SUPERPANG.

Musique Grossière translates as “coarse music”: apt for a record that feels like a 2020 iteration of Cronenbergian horror prosthetics. Synth tones bulge out of computer screens, wet and plastic, smeared and grinned by the refraction of curved glass. Computer artefacts (code errors, whirring computations) are rendered in bloated 3D, inviting touch with the fervour of shining blisters. The record seems to belong to a reality that isn’t quite this one – one notch back from the realm of solid objects and human touch, one forward from swiping uselessly at holograms – and each track squirms and slurps through this jellified sensory interstice, not so much heard as kneaded in the hands, morphing between the feeling of flicked drainpipes, to corrupted techno discs, to dogs panting along air vents.

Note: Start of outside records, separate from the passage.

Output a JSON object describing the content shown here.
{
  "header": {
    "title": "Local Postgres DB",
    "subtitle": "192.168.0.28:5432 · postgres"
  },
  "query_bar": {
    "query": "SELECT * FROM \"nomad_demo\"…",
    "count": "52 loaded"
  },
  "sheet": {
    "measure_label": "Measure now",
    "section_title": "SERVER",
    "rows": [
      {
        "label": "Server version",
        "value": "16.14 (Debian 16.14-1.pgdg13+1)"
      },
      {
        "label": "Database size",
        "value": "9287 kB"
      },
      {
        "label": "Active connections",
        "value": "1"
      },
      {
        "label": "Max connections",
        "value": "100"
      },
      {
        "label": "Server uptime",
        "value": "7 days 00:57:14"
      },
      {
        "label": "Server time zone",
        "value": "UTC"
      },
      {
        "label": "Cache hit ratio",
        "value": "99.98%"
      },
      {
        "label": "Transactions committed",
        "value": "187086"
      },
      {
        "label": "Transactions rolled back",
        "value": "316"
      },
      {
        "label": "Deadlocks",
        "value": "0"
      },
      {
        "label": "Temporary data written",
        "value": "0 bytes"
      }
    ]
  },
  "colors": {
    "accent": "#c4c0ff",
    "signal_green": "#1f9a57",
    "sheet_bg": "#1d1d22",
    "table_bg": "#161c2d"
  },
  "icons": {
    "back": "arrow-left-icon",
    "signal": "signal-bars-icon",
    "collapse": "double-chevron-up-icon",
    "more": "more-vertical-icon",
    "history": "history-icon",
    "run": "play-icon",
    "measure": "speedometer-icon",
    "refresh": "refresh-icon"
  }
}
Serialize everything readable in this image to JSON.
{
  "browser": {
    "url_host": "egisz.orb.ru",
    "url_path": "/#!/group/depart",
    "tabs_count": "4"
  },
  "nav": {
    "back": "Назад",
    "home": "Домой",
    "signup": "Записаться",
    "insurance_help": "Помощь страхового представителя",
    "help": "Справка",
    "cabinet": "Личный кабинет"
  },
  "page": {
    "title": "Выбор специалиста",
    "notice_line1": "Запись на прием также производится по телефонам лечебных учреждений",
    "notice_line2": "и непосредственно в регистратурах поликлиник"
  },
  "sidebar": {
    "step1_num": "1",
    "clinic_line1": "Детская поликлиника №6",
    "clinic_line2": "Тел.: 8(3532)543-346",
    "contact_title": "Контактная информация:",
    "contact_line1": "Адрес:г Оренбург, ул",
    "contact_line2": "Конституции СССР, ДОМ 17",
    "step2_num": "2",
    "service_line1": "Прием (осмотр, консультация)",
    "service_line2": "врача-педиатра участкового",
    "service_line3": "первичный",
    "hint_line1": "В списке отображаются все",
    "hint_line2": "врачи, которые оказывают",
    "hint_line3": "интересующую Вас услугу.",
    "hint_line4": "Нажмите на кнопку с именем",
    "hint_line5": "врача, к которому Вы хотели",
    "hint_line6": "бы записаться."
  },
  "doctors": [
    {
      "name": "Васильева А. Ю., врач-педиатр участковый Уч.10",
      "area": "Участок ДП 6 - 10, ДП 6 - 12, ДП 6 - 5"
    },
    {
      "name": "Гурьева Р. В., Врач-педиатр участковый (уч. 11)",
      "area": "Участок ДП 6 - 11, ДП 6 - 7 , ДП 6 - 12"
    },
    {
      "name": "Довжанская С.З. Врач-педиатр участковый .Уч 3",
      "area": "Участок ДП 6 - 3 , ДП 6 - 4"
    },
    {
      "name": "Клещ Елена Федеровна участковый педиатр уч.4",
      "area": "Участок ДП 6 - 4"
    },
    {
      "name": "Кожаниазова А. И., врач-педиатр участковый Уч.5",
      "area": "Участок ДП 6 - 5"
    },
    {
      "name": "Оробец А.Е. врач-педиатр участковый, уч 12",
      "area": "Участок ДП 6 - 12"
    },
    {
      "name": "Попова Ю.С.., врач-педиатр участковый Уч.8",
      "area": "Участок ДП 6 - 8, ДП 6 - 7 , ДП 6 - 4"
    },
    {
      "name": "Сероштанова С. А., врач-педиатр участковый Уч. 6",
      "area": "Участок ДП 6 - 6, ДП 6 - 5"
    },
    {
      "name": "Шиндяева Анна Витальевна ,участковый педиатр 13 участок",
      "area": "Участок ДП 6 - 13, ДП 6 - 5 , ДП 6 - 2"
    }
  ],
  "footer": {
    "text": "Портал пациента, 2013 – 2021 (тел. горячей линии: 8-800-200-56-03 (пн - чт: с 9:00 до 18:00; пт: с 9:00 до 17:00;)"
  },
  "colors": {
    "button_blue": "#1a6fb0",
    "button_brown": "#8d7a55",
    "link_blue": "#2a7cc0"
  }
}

The uncanniness extends to the music’s sense of narrative. Smooth, linear causality is abandoned – PARSA instead shunts one moment into the next. Opener “Cloth Simulation Battle” cuts between scratchy quiet and metallic clatter, like a security guard cycling frantically between cameras surveying different spaces (virtual aviaries, blast furnaces, laboured life support). “Pulse Train Freighthop” embarks on a manic process of trial-and-error, with five paths of possible progression emerging in each moment and all but one being promptly killed off, with beats asserting the introduction of rhythm one moment and vanishing beneath stuttered static the next. It’s a record that exudes coherence even at its most baffling, like detecting fluency within the knotted phonemes of alien tongue.